TASK DATA |

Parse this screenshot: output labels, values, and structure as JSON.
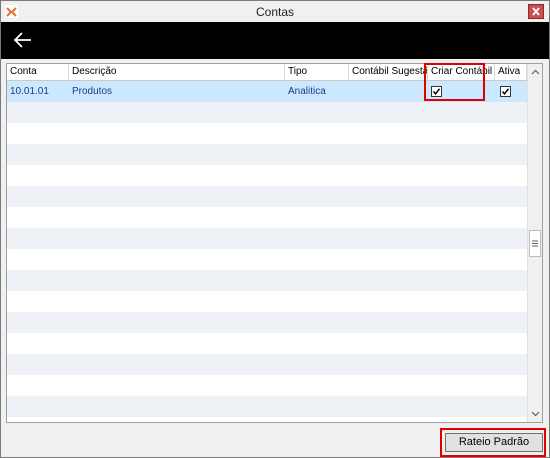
{
  "window": {
    "title": "Contas"
  },
  "grid": {
    "columns": [
      "Conta",
      "Descrição",
      "Tipo",
      "Contábil Sugestão",
      "Criar Contábil",
      "Ativa"
    ],
    "rows": [
      {
        "conta": "10.01.01",
        "descricao": "Produtos",
        "tipo": "Analitica",
        "contabil_sugestao": "",
        "criar_contabil": true,
        "ativa": true
      }
    ],
    "empty_rows": 15
  },
  "footer": {
    "rateio_label": "Rateio Padrão"
  },
  "colors": {
    "toolbar": "#000000",
    "selected_row": "#cce8ff",
    "highlight": "#e00000",
    "row_text": "#1a3b8c"
  },
  "icons": {
    "back": "arrow-left-icon",
    "app": "app-logo-icon",
    "close": "close-icon"
  }
}
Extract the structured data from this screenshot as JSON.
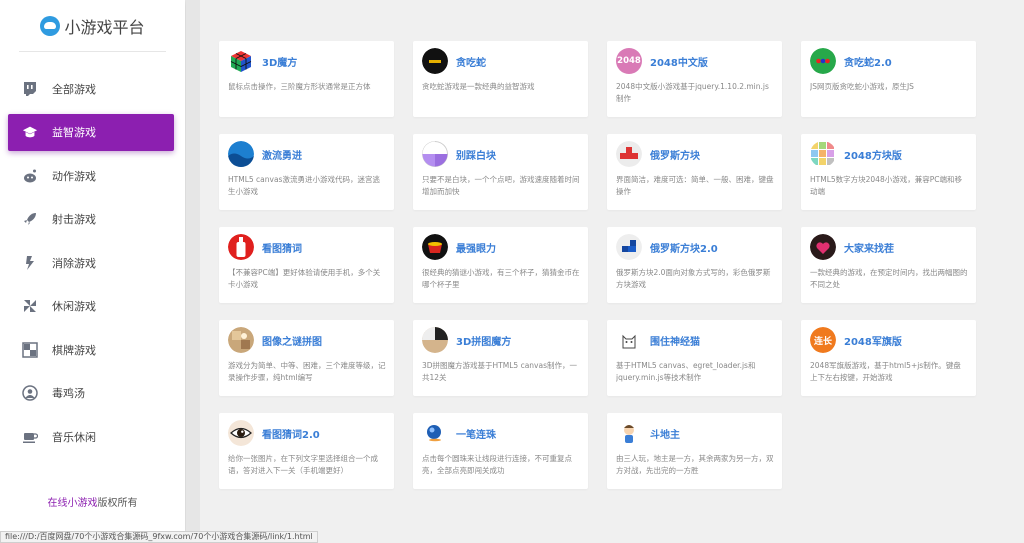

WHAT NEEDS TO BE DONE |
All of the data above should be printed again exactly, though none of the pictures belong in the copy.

RESULT OF THE EXERCISE |
Parse this screenshot: output labels, values, and structure as JSON.
{
  "window": {
    "title": "Contas"
  },
  "grid": {
    "columns": [
      "Conta",
      "Descrição",
      "Tipo",
      "Contábil Sugestão",
      "Criar Contábil",
      "Ativa"
    ],
    "rows": [
      {
        "conta": "10.01.01",
        "descricao": "Produtos",
        "tipo": "Analitica",
        "contabil_sugestao": "",
        "criar_contabil": true,
        "ativa": true
      }
    ],
    "empty_rows": 15
  },
  "footer": {
    "rateio_label": "Rateio Padrão"
  },
  "colors": {
    "toolbar": "#000000",
    "selected_row": "#cce8ff",
    "highlight": "#e00000",
    "row_text": "#1a3b8c"
  },
  "icons": {
    "back": "arrow-left-icon",
    "app": "app-logo-icon",
    "close": "close-icon"
  }
}
Extract the structured data from this screenshot as JSON.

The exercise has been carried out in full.